■ Exercise brief
Your response should reproduce every line of the entries that contains the word "excerpt".

[Items from a data source]
----------------

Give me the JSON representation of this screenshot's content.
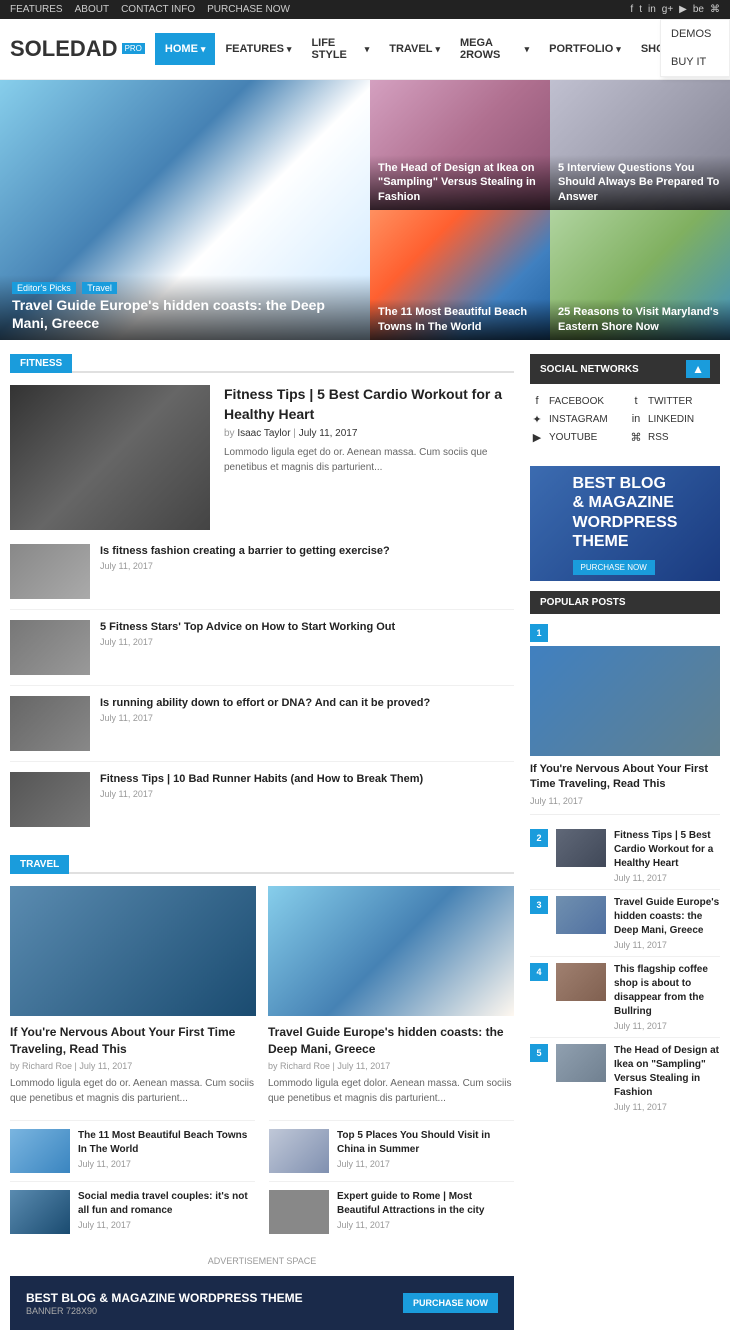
{
  "topbar": {
    "links": [
      "FEATURES",
      "ABOUT",
      "CONTACT INFO",
      "PURCHASE NOW"
    ],
    "social_icons": [
      "f",
      "t",
      "in",
      "g+",
      "y",
      "be",
      "rss"
    ]
  },
  "header": {
    "logo": "SOLEDAD",
    "logo_badge": "PRO",
    "nav_items": [
      "HOME",
      "FEATURES",
      "LIFE STYLE",
      "TRAVEL",
      "MEGA 2ROWS",
      "PORTFOLIO",
      "SHOP"
    ],
    "dropdown": [
      "DEMOS",
      "BUY IT"
    ]
  },
  "hero": {
    "main": {
      "tag1": "Editor's Picks",
      "tag2": "Travel",
      "title": "Travel Guide Europe's hidden coasts: the Deep Mani, Greece"
    },
    "cards": [
      {
        "title": "The Head of Design at Ikea on \"Sampling\" Versus Stealing in Fashion"
      },
      {
        "title": "5 Interview Questions You Should Always Be Prepared To Answer"
      },
      {
        "title": "The 11 Most Beautiful Beach Towns In The World"
      },
      {
        "title": "25 Reasons to Visit Maryland's Eastern Shore Now"
      }
    ]
  },
  "fitness": {
    "section_label": "FITNESS",
    "featured": {
      "title": "Fitness Tips | 5 Best Cardio Workout for a Healthy Heart",
      "author": "Isaac Taylor",
      "date": "July 11, 2017",
      "excerpt": "Lommodo ligula eget do or. Aenean massa. Cum sociis que penetibus et magnis dis parturient..."
    },
    "list": [
      {
        "title": "Is fitness fashion creating a barrier to getting exercise?",
        "date": "July 11, 2017"
      },
      {
        "title": "5 Fitness Stars' Top Advice on How to Start Working Out",
        "date": "July 11, 2017"
      },
      {
        "title": "Is running ability down to effort or DNA? And can it be proved?",
        "date": "July 11, 2017"
      },
      {
        "title": "Fitness Tips | 10 Bad Runner Habits (and How to Break Them)",
        "date": "July 11, 2017"
      }
    ]
  },
  "travel": {
    "section_label": "TRAVEL",
    "featured": [
      {
        "title": "If You're Nervous About Your First Time Traveling, Read This",
        "author": "Richard Roe",
        "date": "July 11, 2017",
        "excerpt": "Lommodo ligula eget do or. Aenean massa. Cum sociis que penetibus et magnis dis parturient..."
      },
      {
        "title": "Travel Guide Europe's hidden coasts: the Deep Mani, Greece",
        "author": "Richard Roe",
        "date": "July 11, 2017",
        "excerpt": "Lommodo ligula eget dolor. Aenean massa. Cum sociis que penetibus et magnis dis parturient..."
      }
    ],
    "list": [
      {
        "title": "The 11 Most Beautiful Beach Towns In The World",
        "date": "July 11, 2017"
      },
      {
        "title": "Top 5 Places You Should Visit in China in Summer",
        "date": "July 11, 2017"
      },
      {
        "title": "Social media travel couples: it's not all fun and romance",
        "date": "July 11, 2017"
      },
      {
        "title": "Expert guide to Rome | Most Beautiful Attractions in the city",
        "date": "July 11, 2017"
      }
    ]
  },
  "ad_banner": {
    "label": "ADVERTISEMENT SPACE",
    "title": "BEST BLOG & MAGAZINE WORDPRESS THEME",
    "sub": "BANNER 728X90",
    "button": "PURCHASE NOW"
  },
  "sidebar": {
    "social_title": "SOCIAL NETWORKS",
    "social_items": [
      {
        "icon": "f",
        "label": "FACEBOOK",
        "side": "left"
      },
      {
        "icon": "t",
        "label": "TWITTER",
        "side": "right"
      },
      {
        "icon": "in",
        "label": "INSTAGRAM",
        "side": "left"
      },
      {
        "icon": "li",
        "label": "LINKEDIN",
        "side": "right"
      },
      {
        "icon": "yt",
        "label": "YOUTUBE",
        "side": "left"
      },
      {
        "icon": "rss",
        "label": "RSS",
        "side": "right"
      }
    ],
    "sidebar_ad": {
      "line1": "BEST BLOG",
      "line2": "& MAGAZINE",
      "line3": "WORDPRESS",
      "line4": "THEME",
      "button": "PURCHASE NOW"
    },
    "popular_title": "POPULAR POSTS",
    "popular": [
      {
        "num": "1",
        "title": "If You're Nervous About Your First Time Traveling, Read This",
        "date": "July 11, 2017",
        "featured": true
      },
      {
        "num": "2",
        "title": "Fitness Tips | 5 Best Cardio Workout for a Healthy Heart",
        "date": "July 11, 2017",
        "featured": false
      },
      {
        "num": "3",
        "title": "Travel Guide Europe's hidden coasts: the Deep Mani, Greece",
        "date": "July 11, 2017",
        "featured": false
      },
      {
        "num": "4",
        "title": "This flagship coffee shop is about to disappear from the Bullring",
        "date": "July 11, 2017",
        "featured": false
      },
      {
        "num": "5",
        "title": "The Head of Design at Ikea on \"Sampling\" Versus Stealing in Fashion",
        "date": "July 11, 2017",
        "featured": false
      }
    ]
  }
}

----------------

■ Reply to the task
      "excerpt": "Lommodo ligula eget do or. Aenean massa. Cum sociis que penetibus et magnis dis parturient..."
        "excerpt": "Lommodo ligula eget do or. Aenean massa. Cum sociis que penetibus et magnis dis parturient..."
        "excerpt": "Lommodo ligula eget dolor. Aenean massa. Cum sociis que penetibus et magnis dis parturient..."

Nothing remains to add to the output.